Repeat every entry in full. Match each line exactly.

──────── RECORDS

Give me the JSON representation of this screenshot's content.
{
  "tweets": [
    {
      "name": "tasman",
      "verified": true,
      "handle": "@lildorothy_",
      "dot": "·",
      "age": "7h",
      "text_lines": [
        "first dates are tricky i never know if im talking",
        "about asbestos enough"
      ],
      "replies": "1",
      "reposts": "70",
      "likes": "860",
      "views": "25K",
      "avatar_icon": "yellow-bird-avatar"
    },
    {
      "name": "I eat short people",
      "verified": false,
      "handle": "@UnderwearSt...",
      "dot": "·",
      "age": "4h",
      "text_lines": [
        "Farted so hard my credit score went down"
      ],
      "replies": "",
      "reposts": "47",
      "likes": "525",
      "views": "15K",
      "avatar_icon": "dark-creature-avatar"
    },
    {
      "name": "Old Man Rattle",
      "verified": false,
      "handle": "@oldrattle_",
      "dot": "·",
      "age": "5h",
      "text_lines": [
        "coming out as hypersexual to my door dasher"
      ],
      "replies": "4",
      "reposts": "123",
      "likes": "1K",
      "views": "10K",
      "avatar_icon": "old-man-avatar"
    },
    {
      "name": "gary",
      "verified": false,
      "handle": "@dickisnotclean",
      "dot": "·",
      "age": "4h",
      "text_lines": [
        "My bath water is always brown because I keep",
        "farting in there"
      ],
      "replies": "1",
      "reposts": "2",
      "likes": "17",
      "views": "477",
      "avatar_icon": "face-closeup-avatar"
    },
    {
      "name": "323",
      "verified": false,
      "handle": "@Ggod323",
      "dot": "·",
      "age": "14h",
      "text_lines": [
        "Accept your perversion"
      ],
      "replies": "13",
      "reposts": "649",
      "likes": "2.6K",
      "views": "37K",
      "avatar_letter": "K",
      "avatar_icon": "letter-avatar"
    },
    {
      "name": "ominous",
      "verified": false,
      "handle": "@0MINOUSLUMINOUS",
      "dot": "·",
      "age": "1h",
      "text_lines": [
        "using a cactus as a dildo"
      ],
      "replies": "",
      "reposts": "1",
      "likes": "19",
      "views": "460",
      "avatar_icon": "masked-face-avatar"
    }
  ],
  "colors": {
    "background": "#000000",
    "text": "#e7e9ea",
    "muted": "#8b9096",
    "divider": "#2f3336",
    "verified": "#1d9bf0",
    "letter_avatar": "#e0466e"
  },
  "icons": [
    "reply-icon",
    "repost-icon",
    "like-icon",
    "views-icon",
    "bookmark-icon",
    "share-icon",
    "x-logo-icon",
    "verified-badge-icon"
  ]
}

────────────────

--- FINAL ANSWER ---
Give me the JSON representation of this screenshot's content.
{
  "tweets": [
    {
      "name": "tasman",
      "verified": true,
      "handle": "@lildorothy_",
      "dot": "·",
      "age": "7h",
      "text_lines": [
        "first dates are tricky i never know if im talking",
        "about asbestos enough"
      ],
      "replies": "1",
      "reposts": "70",
      "likes": "860",
      "views": "25K",
      "avatar_icon": "yellow-bird-avatar"
    },
    {
      "name": "I eat short people",
      "verified": false,
      "handle": "@UnderwearSt...",
      "dot": "·",
      "age": "4h",
      "text_lines": [
        "Farted so hard my credit score went down"
      ],
      "replies": "",
      "reposts": "47",
      "likes": "525",
      "views": "15K",
      "avatar_icon": "dark-creature-avatar"
    },
    {
      "name": "Old Man Rattle",
      "verified": false,
      "handle": "@oldrattle_",
      "dot": "·",
      "age": "5h",
      "text_lines": [
        "coming out as hypersexual to my door dasher"
      ],
      "replies": "4",
      "reposts": "123",
      "likes": "1K",
      "views": "10K",
      "avatar_icon": "old-man-avatar"
    },
    {
      "name": "gary",
      "verified": false,
      "handle": "@dickisnotclean",
      "dot": "·",
      "age": "4h",
      "text_lines": [
        "My bath water is always brown because I keep",
        "farting in there"
      ],
      "replies": "1",
      "reposts": "2",
      "likes": "17",
      "views": "477",
      "avatar_icon": "face-closeup-avatar"
    },
    {
      "name": "323",
      "verified": false,
      "handle": "@Ggod323",
      "dot": "·",
      "age": "14h",
      "text_lines": [
        "Accept your perversion"
      ],
      "replies": "13",
      "reposts": "649",
      "likes": "2.6K",
      "views": "37K",
      "avatar_letter": "K",
      "avatar_icon": "letter-avatar"
    },
    {
      "name": "ominous",
      "verified": false,
      "handle": "@0MINOUSLUMINOUS",
      "dot": "·",
      "age": "1h",
      "text_lines": [
        "using a cactus as a dildo"
      ],
      "replies": "",
      "reposts": "1",
      "likes": "19",
      "views": "460",
      "avatar_icon": "masked-face-avatar"
    }
  ],
  "colors": {
    "background": "#000000",
    "text": "#e7e9ea",
    "muted": "#8b9096",
    "divider": "#2f3336",
    "verified": "#1d9bf0",
    "letter_avatar": "#e0466e"
  },
  "icons": [
    "reply-icon",
    "repost-icon",
    "like-icon",
    "views-icon",
    "bookmark-icon",
    "share-icon",
    "x-logo-icon",
    "verified-badge-icon"
  ]
}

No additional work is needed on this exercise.